Write out all the data below exactly.
□ □ □
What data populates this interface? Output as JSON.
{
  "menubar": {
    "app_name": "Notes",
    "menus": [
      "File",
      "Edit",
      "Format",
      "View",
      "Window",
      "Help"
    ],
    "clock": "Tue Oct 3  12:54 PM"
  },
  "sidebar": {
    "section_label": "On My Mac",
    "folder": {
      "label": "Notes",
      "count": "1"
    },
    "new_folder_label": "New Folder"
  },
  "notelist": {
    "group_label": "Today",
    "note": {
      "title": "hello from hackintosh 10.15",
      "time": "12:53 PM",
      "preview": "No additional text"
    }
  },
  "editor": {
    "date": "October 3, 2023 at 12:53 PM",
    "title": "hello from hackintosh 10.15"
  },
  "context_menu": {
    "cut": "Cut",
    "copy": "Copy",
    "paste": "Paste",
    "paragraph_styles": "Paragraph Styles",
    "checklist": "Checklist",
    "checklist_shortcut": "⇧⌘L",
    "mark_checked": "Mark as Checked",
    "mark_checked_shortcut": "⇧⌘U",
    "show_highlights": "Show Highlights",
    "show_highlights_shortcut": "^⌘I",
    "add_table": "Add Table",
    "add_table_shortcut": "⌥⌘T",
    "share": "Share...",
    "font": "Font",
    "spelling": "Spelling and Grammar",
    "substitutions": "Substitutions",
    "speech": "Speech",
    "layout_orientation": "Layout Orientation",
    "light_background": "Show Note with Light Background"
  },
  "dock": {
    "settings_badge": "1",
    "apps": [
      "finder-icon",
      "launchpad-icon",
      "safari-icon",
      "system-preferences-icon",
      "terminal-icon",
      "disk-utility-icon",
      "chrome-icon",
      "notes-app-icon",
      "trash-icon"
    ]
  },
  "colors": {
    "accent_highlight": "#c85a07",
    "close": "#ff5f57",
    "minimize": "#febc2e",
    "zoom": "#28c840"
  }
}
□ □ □
- **Solution to the exercise**:
What data populates this interface? Output as JSON.
{
  "menubar": {
    "app_name": "Notes",
    "menus": [
      "File",
      "Edit",
      "Format",
      "View",
      "Window",
      "Help"
    ],
    "clock": "Tue Oct 3  12:54 PM"
  },
  "sidebar": {
    "section_label": "On My Mac",
    "folder": {
      "label": "Notes",
      "count": "1"
    },
    "new_folder_label": "New Folder"
  },
  "notelist": {
    "group_label": "Today",
    "note": {
      "title": "hello from hackintosh 10.15",
      "time": "12:53 PM",
      "preview": "No additional text"
    }
  },
  "editor": {
    "date": "October 3, 2023 at 12:53 PM",
    "title": "hello from hackintosh 10.15"
  },
  "context_menu": {
    "cut": "Cut",
    "copy": "Copy",
    "paste": "Paste",
    "paragraph_styles": "Paragraph Styles",
    "checklist": "Checklist",
    "checklist_shortcut": "⇧⌘L",
    "mark_checked": "Mark as Checked",
    "mark_checked_shortcut": "⇧⌘U",
    "show_highlights": "Show Highlights",
    "show_highlights_shortcut": "^⌘I",
    "add_table": "Add Table",
    "add_table_shortcut": "⌥⌘T",
    "share": "Share...",
    "font": "Font",
    "spelling": "Spelling and Grammar",
    "substitutions": "Substitutions",
    "speech": "Speech",
    "layout_orientation": "Layout Orientation",
    "light_background": "Show Note with Light Background"
  },
  "dock": {
    "settings_badge": "1",
    "apps": [
      "finder-icon",
      "launchpad-icon",
      "safari-icon",
      "system-preferences-icon",
      "terminal-icon",
      "disk-utility-icon",
      "chrome-icon",
      "notes-app-icon",
      "trash-icon"
    ]
  },
  "colors": {
    "accent_highlight": "#c85a07",
    "close": "#ff5f57",
    "minimize": "#febc2e",
    "zoom": "#28c840"
  }
}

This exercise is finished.